    Baseball America’s Ben Badler wrote earlier this offseason that he felt Carreno could be the steal of the minor league free agent class: 

    Carreno, who turns 27 in March, throws in the low 90s with a curveball that can help him miss bats, something he did more of in 2013 than ever before, perhaps in part because the Blue Jays made him a full-time reliever for the first time in his career. After striking out 25 percent of batters in his minor league career, Carreno’s strikeout rate jumped to 34 percent last year between Double-A New Hampshire and Triple-A Buffalo with a 2.43 composite ERA. Now he’s pitching well for Escogido in the Dominican League.

    If Carreno keeps missing bats and pitching well throughout spring training, the Mets should take advantage of Carreno’s upside. Even if he doesn’t make the Opening Day roster, expect to see Carreno in Flushing at some point this season.

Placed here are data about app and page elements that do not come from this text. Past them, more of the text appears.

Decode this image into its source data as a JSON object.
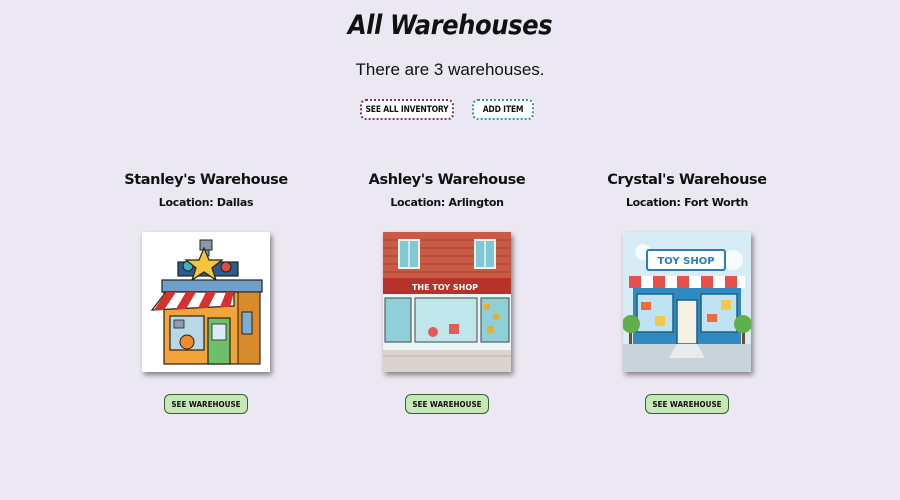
{
  "header": {
    "title": "All Warehouses",
    "count_text": "There are 3 warehouses."
  },
  "actions": {
    "see_all_inventory_label": "SEE ALL INVENTORY",
    "add_item_label": "ADD ITEM"
  },
  "warehouses": [
    {
      "name": "Stanley's Warehouse",
      "location": "Location: Dallas",
      "button_label": "SEE WAREHOUSE",
      "image_icon": "toy-shop-star-illustration"
    },
    {
      "name": "Ashley's Warehouse",
      "location": "Location: Arlington",
      "button_label": "SEE WAREHOUSE",
      "image_icon": "brick-toy-shop-illustration",
      "sign_text": "THE TOY SHOP"
    },
    {
      "name": "Crystal's Warehouse",
      "location": "Location: Fort Worth",
      "button_label": "SEE WAREHOUSE",
      "image_icon": "toy-shop-awning-illustration",
      "sign_text": "TOY SHOP"
    }
  ],
  "colors": {
    "background": "#ece8f3",
    "inventory_border": "#8a2a6e",
    "add_border": "#2b9bb5",
    "warehouse_button": "#c6e7b6"
  }
}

    Odds: 3:2, 40 percent.


    You can follow Sean on twitter at @S_CunninghamBR.